- Rose wondered, listening to Yashi's soft, mellifluous voice soothing Jess, and feeling a pang of annoyance that she'd gone straight for him.
- Her physical energy and humour are palpable, her voice a mellifluous tool with which she weaves tale upon tale, until one loses track of time in the hands of a master storyteller.
- While engine noise never gets out of hand and indeed sounds quite mellifluous, you do hear a surprising amount of noise from passing traffic.
- In Italian what name could sound more mellifluous than Felice?
- Despite age, the singer has a mellifluous voice.
- I think his voice is noble, mellifluous, rich and with a good range of colours.
- Finally, however, her mellifluous voice with its distinctive accent and timbre began captivating the hearts of audiences elsewhere, and she shot to fame.

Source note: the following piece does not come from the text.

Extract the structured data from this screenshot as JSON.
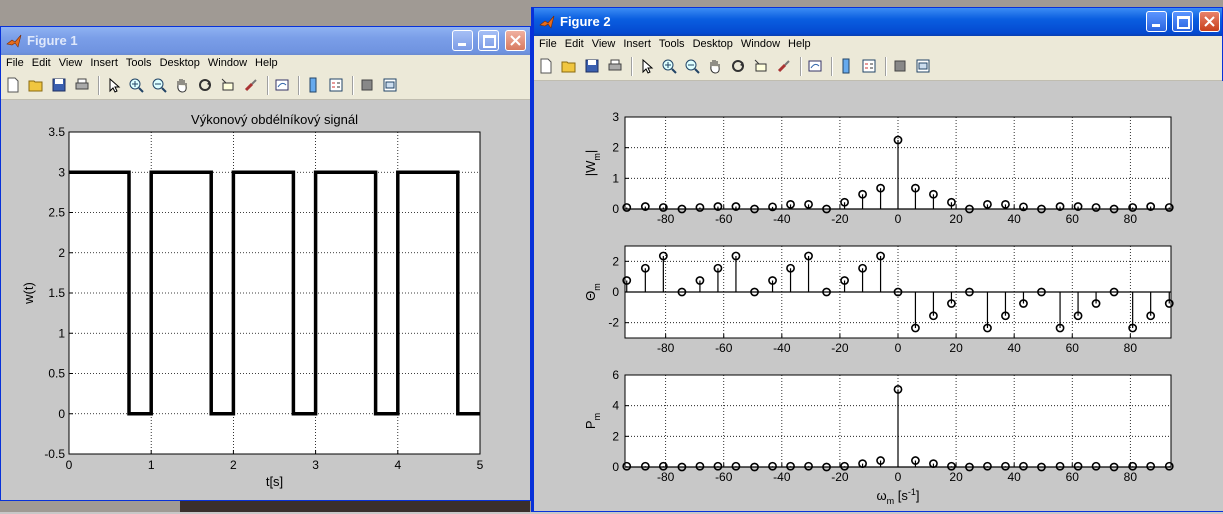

- We dozed off to the mellifluous sounds of nature.
- Staring into space, each concentrated on the soft sounds of Mari's mellifluous voice.
- Just as there is more to the songs' lyrics than that, so there is more to their sound than mellifluous strumming.
- The voice was rich, mellifluous and like an angel sent from heavens above.
- It must be the most musical and mellifluous language in the world.
- Once I heard her mellifluous voice softly humming to the radio, I sighed a breath of relief.
- The words to the song started, and I could hear Christina's mellifluous voice singing softly along with it.
- Prince Vaji closed his eyes and allowed his immortal senses hear the mellifluous music, designed to ensnare the mind of its listener.
- The waves crashed over and over, the sound mellifluous and almost lulling to my ear.
- The mellifluous voice of the tenor did indeed ‘comfort’ us in his first aria.
- I was particularly taken with the mellifluous sounds of the ‘authentic’ clarinets.
English has borrowed many of the following foreign expressions of parting, so you’ve probably encountered some of these ways to say goodbye in other languages.
Many words formed by the addition of the suffix –ster are now obsolete - which ones are due a resurgence?
As their breed names often attest, dogs are a truly international bunch. Let’s take a look at 12 different dog breed names and their backstories.